for that experience too he had prepared while still a Divinity student by study at Greifswald under the Palestinian anthropologist Gustav Dalman.

He returned to Scotland at the end of 1941 by Norwegian ship. Gifted linguist that he was, Gray did not let the opportunity slip of learning Norwegian, an unbelievable feat, even if the return route was by the Cape, but confirmed when many years later he was, to his profound satisfaction, invited to give two lectures founded in memory of his most admired mentor, Sigmund Mowinckel, in Oslo. Gray determined to deliver his lectures in Norwegian. He had his manuscript checked by the Head of the Scandinavian Studies Department in the University of Aberdeen, who pronounced the Norwegian excellent, if somewhat marred by nautical slang.

Back in Scotland, he was inducted in 1942 to the Parish of Kilmory on the island of Arran. In that remote setting, he set himself to prepare for a life in academe.

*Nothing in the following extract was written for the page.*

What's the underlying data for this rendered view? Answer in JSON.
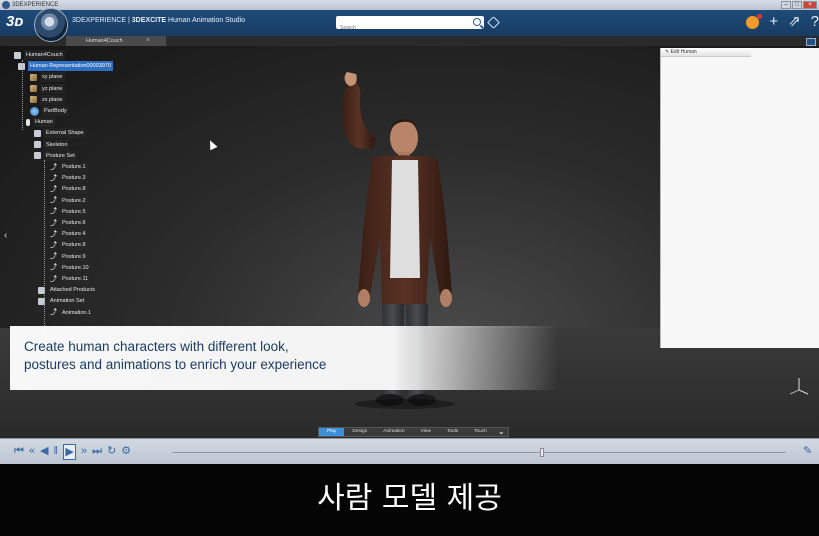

The Ugaritic texts he had first met in Ecole Biblique, and which were still in the early days of interpretation, he subjected to fundamental study; in their elucidation he found in Arabic ''the golden key'' (during that period he also read through the whole of the Koran in Arabic).

An opening in Semitic Languages in Manchester under the redoubtable H H Rowley offered itself in 1947: there he once again found himself in the company not just of Old Testament scholars but of Arabists and anthropologists. Half-a-dozen years later a lectureship in Hebrew & Semitic Languages became available in Aberdeen and to Aberdeen he came, where he was to spend the rest of his active academic life, first as Lecturer (1953-62), then as Professor (1962-80).

While Gray was willing to take his share of administrative duties (he served as Dean of the Faculty of Divinity for a three-year period), his first love was undoubtedly research. He wrote voluminously in several areas. On Ugaritic, he produced an edition of the Keret Text (1955), a comprehensive study of the then known corpus of texts in The Legacy of Canaan (1957), both published by the prestigious academic house Brill, and, at a more popular level, The Canaanites (1964) and Near Eastern Mythology (1969).

In archaeology, he wrote a volume Archaeology and the Old Testament World (1962) and a History of Jerusalem (1969). On the Old Testament he published commentaries on the ''historical'' books, Joshua, Judges and Ruth (1967), and on Kings (1964). But in Old Testament studies his first love was Psalms: there he sought to complement Mowinckel's ''cult functional'' approach developed in the 1920's with the insights newly garnered from the Ugaritic texts: this work came to fruition in his theological study, The Biblical Doctrine of the Reign of God (1979). In this busy and productive academic career he took only one year off, to be visiting Professor at McMaster University, Hamilton, Ontario, in 1972. Public recognition of his scholarly contribution was given through the conferment on him of the honorary degree of DD by the University of St Andrews in 1977. Throughout his retirement Gray continued

to work on another poetic corpus, the book of Job (which he had once rendered in the Doric, ''Job in a Cheviot plaid''), returning again to Arabic and Ugaritic as principal means of elucidating its obscurities.

A colleague in another university once referred to him as ''an old-fashioned Scottish professor''. That is indeed a compliment that well sums up John Gray: the immense erudition, the single-minded dedication to long hours in the study, the impact of that learning and industry on his students, and the response of affection and respect that he elicited from them by his transparent quality and utter genuineness as a scholar and as a personality. It is indeed hard to see how his like can be produced again.